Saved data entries
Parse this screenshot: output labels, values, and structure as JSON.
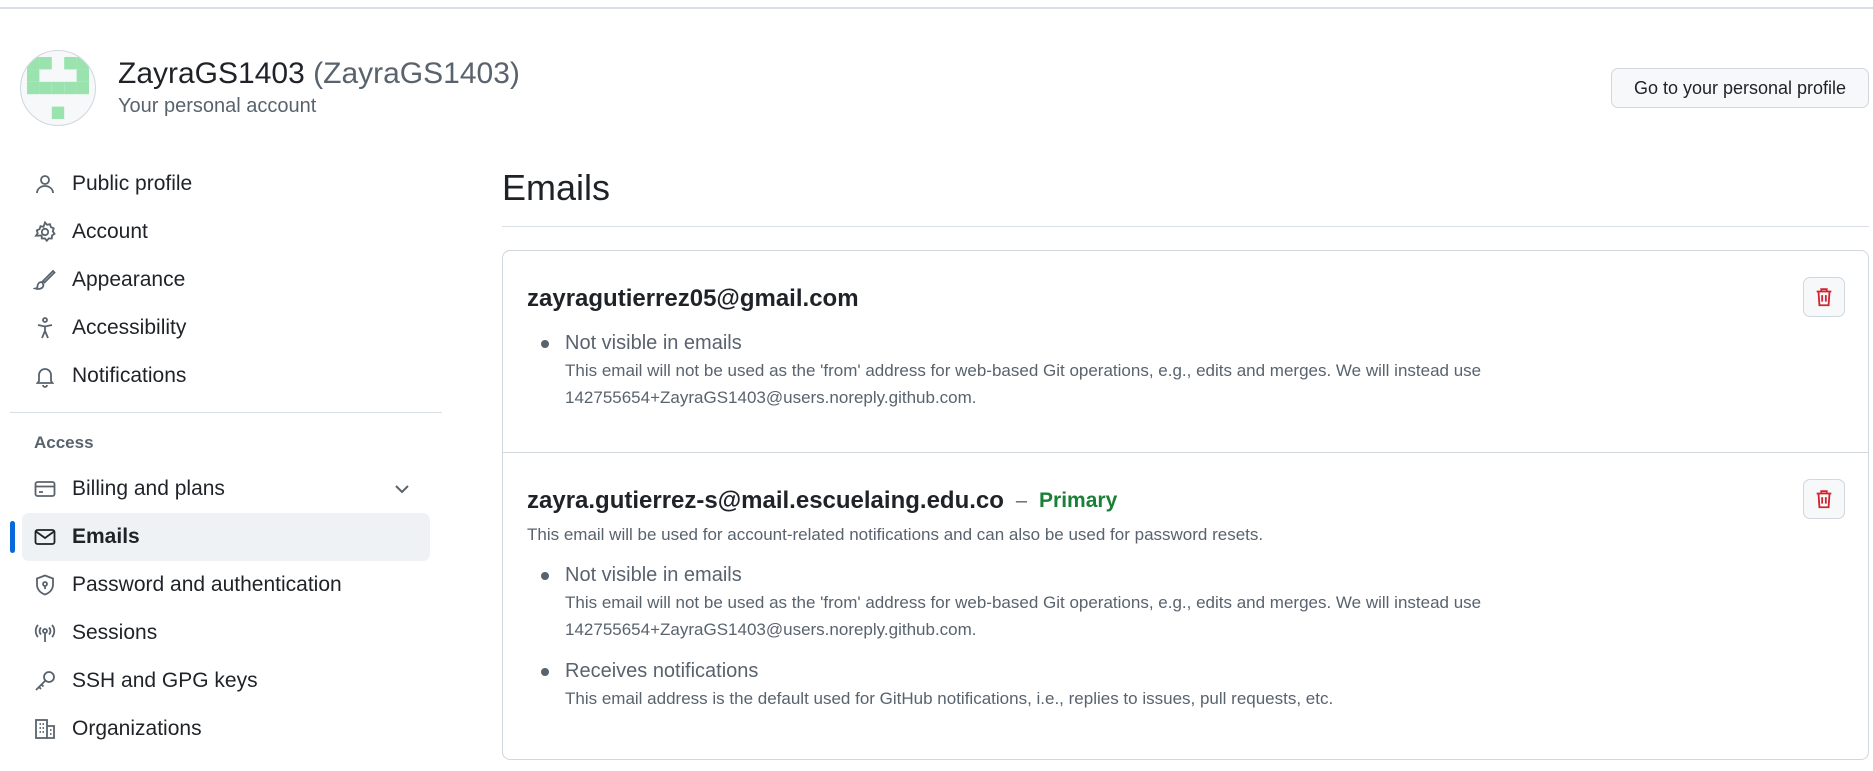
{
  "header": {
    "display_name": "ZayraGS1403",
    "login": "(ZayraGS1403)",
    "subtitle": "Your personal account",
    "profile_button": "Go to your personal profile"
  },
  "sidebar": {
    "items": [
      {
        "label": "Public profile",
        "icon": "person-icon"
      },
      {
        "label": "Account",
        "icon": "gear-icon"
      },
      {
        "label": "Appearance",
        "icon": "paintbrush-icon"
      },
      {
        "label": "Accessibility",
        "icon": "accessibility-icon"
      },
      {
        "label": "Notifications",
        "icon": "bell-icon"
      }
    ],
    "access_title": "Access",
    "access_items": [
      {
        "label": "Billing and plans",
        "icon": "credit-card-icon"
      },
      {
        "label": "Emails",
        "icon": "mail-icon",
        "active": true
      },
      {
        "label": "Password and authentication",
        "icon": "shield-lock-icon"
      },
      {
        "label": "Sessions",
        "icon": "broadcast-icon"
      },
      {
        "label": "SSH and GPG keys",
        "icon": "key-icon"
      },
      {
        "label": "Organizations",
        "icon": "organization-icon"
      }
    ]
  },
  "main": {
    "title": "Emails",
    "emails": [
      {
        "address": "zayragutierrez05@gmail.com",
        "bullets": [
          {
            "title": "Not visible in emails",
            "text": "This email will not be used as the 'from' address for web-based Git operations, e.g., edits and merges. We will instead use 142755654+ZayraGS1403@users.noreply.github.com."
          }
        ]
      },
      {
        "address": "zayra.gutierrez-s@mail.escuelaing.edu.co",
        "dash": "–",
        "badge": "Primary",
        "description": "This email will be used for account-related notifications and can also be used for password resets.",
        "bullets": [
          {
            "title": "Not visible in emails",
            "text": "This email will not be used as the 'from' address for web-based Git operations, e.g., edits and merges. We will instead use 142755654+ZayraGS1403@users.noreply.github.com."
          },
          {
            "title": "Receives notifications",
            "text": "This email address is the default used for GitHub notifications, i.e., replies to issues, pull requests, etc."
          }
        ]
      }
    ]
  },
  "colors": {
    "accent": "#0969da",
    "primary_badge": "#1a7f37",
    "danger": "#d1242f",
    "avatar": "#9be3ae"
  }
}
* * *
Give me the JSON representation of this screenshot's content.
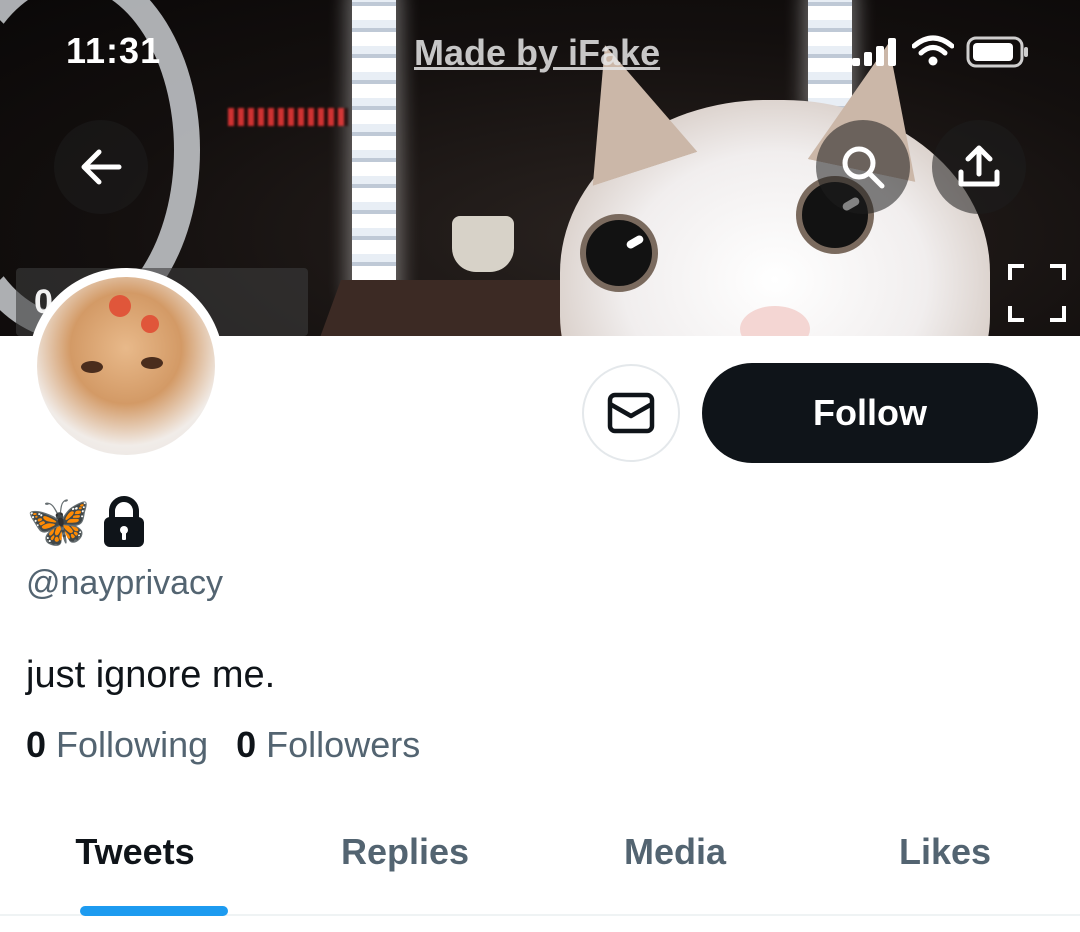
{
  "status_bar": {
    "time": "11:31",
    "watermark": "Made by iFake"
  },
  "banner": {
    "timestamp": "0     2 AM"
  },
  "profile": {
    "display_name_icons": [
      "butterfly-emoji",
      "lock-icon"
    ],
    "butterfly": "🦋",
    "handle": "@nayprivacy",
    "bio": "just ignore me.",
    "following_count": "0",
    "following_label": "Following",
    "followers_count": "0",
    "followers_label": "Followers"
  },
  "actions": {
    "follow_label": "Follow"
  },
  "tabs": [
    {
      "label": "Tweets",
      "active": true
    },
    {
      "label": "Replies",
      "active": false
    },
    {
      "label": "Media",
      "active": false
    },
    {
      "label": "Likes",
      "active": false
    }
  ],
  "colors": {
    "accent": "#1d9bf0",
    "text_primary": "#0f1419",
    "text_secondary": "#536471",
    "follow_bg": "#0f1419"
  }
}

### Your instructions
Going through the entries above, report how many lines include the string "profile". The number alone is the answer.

### Your solution
3